Mar
01
2002

The Journalist From Mars

How the 'war on terror' should be reported

The proper topic for an occasion like this, I suppose, is pretty obvious: It would be the question of how the media have handled the major story of the past months, the issue of the "war on terrorism," so-called, specifically in the Islamic world. Incidentally, by media here I intend the term to be understood pretty broadly, including journals of commentary, analysis and opinion; in fact, the intellectual culture generally. It's a really important topic. It's been reviewed regularly by FAIR, among others. However, it isn't really an appropriate topic for a talk, and the reason is that it requires […]

Mar
01
2002

Journalists Gaga for 'Rock Star' Rumsfeld

"Everyone is genuflecting before the Pentagon powerhouse," noted Washington Post media reporter Howard Kurtz (12/13/01). Since the war in Afghanistan started, Kurtz observed, Defense Secretary Donald Rumsfeld was "getting better press than Rudy Giuliani." Rumsfeld, Kurtz wrote, was "America's new rock star." Why do so many journalists revere Rumsfeld? His "rough-hewn charm and no-nonsense demeanor" are part of it, says Kurtz. And dozens of other journalists concur, often citing his "candor" and describing him as "plain-spoken" and a "straight-shooter." Journalists' comments about Rumsfeld range from the flattering to the obsequious to the downright bizarre. "Sixty-nine years old, and you're America's […]

Mar
01
2002

Bias Short on Substance

Former CBS reporter claims TV has "leftward" slant

Proving that irony is alive and well post-September 11, a book deriding the national press corps for its suppression of conservative views has received enormous attention in that same "liberal" media. Bernard Goldberg's Bias: A CBS Insider Exposes How the Media Distort the News is long on name-calling and vitriol, but short on substance. "Delusional," "hypocrites," "Lilliputians"--these are just a few of the words Goldberg uses to describe journalists in general, and his former CBS colleagues in particular. He quips that if CBS News were a prison, many of its employees would be Dan Rather's "bitches." Goldberg left CBS four […]
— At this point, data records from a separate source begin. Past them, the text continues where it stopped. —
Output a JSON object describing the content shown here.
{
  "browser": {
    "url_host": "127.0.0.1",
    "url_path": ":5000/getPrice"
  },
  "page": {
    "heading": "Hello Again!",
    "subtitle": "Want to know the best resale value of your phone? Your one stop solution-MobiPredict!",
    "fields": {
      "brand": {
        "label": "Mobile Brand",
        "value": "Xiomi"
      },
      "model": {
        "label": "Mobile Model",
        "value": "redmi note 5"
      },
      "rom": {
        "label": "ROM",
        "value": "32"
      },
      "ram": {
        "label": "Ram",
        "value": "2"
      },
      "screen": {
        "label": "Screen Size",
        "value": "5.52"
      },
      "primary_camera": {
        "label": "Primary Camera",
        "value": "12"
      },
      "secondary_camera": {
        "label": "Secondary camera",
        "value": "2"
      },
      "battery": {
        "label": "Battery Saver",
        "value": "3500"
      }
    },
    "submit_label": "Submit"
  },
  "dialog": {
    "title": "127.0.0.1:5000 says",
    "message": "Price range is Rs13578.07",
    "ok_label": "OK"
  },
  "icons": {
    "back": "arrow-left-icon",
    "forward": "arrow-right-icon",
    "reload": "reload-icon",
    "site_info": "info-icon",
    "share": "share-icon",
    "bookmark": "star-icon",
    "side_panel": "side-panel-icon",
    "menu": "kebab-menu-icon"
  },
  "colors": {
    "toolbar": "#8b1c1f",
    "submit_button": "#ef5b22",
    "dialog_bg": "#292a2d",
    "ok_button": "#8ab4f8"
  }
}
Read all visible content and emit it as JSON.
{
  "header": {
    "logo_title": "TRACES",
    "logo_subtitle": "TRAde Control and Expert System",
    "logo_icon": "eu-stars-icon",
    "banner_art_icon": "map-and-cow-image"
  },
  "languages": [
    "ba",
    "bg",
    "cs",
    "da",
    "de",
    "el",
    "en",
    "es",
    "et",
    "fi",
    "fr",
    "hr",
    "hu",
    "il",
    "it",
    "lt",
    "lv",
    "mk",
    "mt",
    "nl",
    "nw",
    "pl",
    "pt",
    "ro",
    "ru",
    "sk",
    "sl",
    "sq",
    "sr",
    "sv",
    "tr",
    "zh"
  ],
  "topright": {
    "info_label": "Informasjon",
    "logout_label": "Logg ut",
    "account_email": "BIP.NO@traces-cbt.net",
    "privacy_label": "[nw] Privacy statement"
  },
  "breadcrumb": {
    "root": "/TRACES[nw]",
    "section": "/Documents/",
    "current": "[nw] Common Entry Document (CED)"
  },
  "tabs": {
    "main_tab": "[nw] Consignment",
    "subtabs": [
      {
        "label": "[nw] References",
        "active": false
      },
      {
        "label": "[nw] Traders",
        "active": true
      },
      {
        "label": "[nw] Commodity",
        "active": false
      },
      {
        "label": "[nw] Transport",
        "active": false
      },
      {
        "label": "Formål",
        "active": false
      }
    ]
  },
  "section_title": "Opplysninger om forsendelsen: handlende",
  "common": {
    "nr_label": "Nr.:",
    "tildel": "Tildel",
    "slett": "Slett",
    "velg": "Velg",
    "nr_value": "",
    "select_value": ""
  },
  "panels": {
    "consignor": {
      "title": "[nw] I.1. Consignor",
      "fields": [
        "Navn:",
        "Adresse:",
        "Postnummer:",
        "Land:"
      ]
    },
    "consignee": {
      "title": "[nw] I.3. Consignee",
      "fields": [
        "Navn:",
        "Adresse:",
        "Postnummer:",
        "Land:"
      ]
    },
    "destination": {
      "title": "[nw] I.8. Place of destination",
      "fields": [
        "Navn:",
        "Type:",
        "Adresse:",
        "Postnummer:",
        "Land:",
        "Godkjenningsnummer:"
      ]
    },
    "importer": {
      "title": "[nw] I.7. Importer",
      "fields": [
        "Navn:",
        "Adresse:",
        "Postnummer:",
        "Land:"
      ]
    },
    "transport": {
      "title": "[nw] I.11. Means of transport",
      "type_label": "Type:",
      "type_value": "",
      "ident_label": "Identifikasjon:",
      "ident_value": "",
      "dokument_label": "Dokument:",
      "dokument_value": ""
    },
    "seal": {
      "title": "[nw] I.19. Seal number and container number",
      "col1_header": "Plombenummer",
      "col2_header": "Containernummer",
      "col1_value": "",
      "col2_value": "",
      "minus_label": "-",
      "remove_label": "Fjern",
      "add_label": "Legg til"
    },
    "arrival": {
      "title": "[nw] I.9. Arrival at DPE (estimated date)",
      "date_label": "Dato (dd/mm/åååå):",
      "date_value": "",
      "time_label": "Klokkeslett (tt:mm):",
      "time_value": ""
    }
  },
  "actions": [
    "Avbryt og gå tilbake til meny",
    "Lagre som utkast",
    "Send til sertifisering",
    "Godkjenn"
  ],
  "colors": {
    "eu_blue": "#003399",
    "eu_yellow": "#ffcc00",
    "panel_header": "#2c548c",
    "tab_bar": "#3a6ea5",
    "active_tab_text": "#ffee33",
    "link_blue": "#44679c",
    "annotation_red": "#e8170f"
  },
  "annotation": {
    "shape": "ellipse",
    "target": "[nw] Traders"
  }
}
Mar
01
2002

Fear & Favor 2001 -- The Second Annual Report

How Power Shapes the News

Fear & Favor is FAIR’s annual review of incidents that reflect the range of pressures on reporters to use something other than journalistic judgment in deciding what goes in the news and what gets left out. The year 2001 presented special challenges in this regard. The horrific September 11 attacks on the World Trade Center and the Pentagon, and the ensuing declaration by the Bush administration of an open-ended "war on terrorism," meant incredible pressure on the press corps to present U.S. actions and policy in the best light; incidents of outright censorship occurred, and even more self-censorship, as many […]

Mar
01
2002

Think Tanks in a Time of Crisis

FAIR's 2001 survey of the media's institutional experts

In 2001, during a time of crisis, the mainstream media rounded up the usual think-tank suspects. Once again, media used think tanks quite often during the year, with over 25,823 citations for the 25 leading think tanks. (FAIR’s annual survey looks at mentions of think tanks in the Nexis database files for major papers and broadcast transcripts.) Thirty-four percent of these citations occurred on or after September 11--a time period that represents roughly 30 percent of the year--suggesting that media were slightly more reliant on these news-shapers in uncertain times. Once again, the centrist Brookings Institution topped the list, garnering […]

Mar
01
2002

Take No Prisoners

U.S. reporters failed to probe Pentagon's 'unlawful combatants' label

Though disapproval at home was muted, the Bush administration's defiant refusal to grant prisoner-of-war (POW) status to Afghan battlefield captives set off a storm of criticism overseas in January. Beset by foreign media and officials, human rights and international law organizations, the administration opened a media counter-offensive on January 27. "They are not POWs. They will not be determined to be POWs," Defense Secretary Donald Rumsfeld told reporters traveling with him to the U.S. military base at Guantánamo Bay, Cuba, where the U.S. is holding captured Taliban and Al Qaeda combatants (Associated Press, 1/27/02). Rumsfeld led the White House and […]

Mar
01
2002

Minimizing the Enron Fallout

It's an apolitical, bipartisan scandal that no one understands

The rapid demise of energy giant Enron is being called the largest corporate bankruptcy in modern American history. Stories of workers losing their life savings while executives struck it rich have certainly been big news--often overshadowing the war in Afghanistan--but conservative pundits and mainstream journalists alike have tried to minimize the story's political impact. One early tactic was to spin the story as a business failure rather than a political scandal. White House press secretary Ari Fleischer took credit for this gambit during the NBC News special The Bush White House: Inside the Real West Wing (1/23/02), boasting: "Look what […]